1Ch 5:24 These were the heads of their fathers’ houses: even Epher, Ishi, Eliel, Azriel, Jeremiah, Hodaviah and Jahdiel, mighty men of valour, famous men, heads of their fathers’ houses-
They had names reflective of a belief in Yahweh, but worshipped other gods (:25). This was Israel's constant weakness, as it can be ours; to claim to worship God through worshipping the flesh, to mix flesh and spirit.  

1Ch 5:25 They trespassed against the God of their fathers, and played the prostitute after the gods of the peoples of the land, whom God destroyed before them-
These particular peoples of the land would refer to the land of :23, presumably that taken from the Ishmaelites of :19, east of Jordan. Covenant relationship with Yahweh is as marriage to Him; unfaithfulness to Him is as adultery. And they were not only adulterers, but as Hosea shows, they acted as prostitutes, as if sexually addicted to going after as many other gods as they could. And gods whom they had seen defeated before Yahweh when they took their land in the first place. This is the utter idiocy of idolatry, and yet human nature is not at all logical when it comes to faithfulness to God.

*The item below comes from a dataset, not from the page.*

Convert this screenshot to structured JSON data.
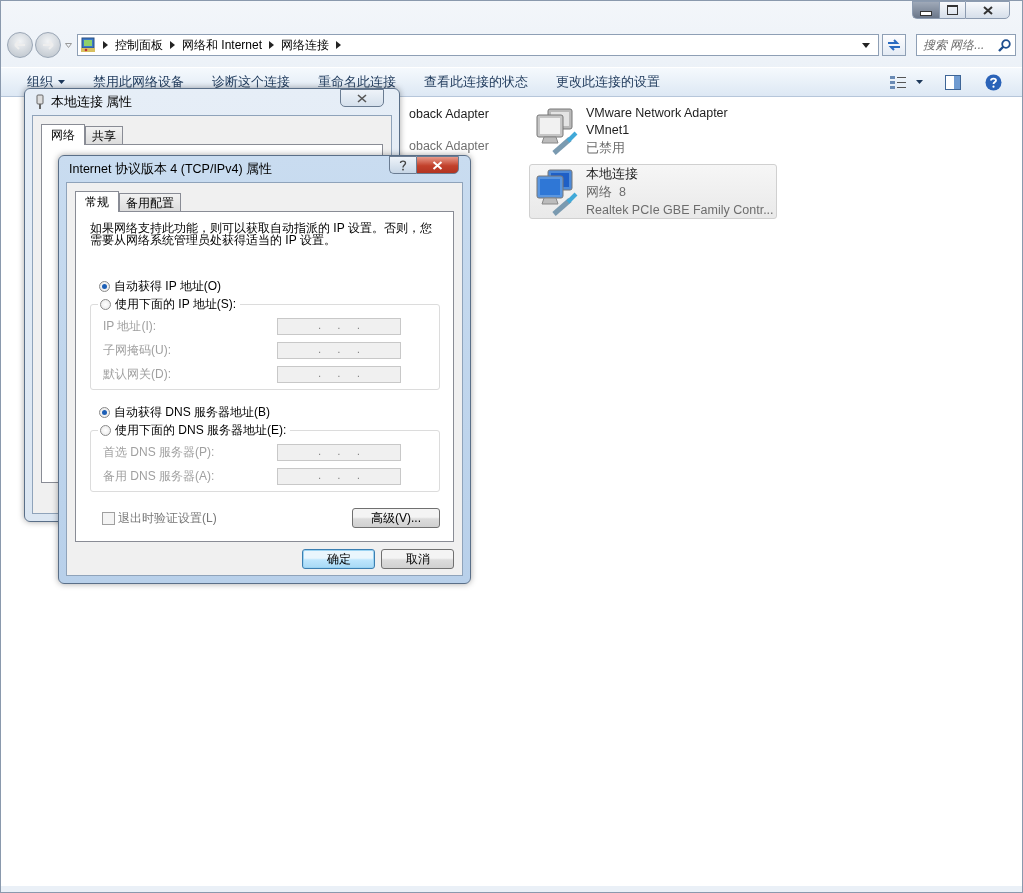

1Ch 5:26 The God of Israel stirred up the spirit of Pul king of Assyria, and the spirit of Tiglath Pilneser king of Assyria, and he carried them away, even the Reubenites, and the Gadites, and the half-tribe of Manasseh, and brought them to Halah, Habor and Hara, and to the river of Gozan, to this day

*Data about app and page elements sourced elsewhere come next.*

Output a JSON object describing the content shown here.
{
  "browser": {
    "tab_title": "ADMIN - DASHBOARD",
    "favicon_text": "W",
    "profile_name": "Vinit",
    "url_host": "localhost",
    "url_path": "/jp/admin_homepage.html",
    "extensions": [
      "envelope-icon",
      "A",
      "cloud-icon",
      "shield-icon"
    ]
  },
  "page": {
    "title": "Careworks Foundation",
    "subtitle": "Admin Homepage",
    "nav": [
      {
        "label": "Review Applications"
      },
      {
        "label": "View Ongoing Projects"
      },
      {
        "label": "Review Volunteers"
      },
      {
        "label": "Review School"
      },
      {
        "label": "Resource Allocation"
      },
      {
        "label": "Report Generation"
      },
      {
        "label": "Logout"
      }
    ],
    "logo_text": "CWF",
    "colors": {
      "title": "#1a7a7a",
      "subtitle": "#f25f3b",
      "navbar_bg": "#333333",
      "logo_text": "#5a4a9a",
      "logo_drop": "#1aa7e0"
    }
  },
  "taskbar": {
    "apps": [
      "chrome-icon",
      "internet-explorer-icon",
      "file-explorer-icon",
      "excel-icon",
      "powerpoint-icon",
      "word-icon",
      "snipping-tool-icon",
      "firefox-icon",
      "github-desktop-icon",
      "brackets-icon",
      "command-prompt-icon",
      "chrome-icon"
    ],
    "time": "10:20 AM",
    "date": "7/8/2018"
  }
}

God worked by stirring up the spirit of Gentile kings. He can work directly on the human mind, placing thoughts and inserting motivations, in order to achieve His will. And this is the work of the Holy Spirit in our minds, if we are open to it. "Stirred up" is s.w. "open the eyes". Our eyes / hearts can be opened, as Lydia's was, through the sovereign and direct operation of God on the human heart. "To this day" suggests these genealogies were rewritten at the time of the exile.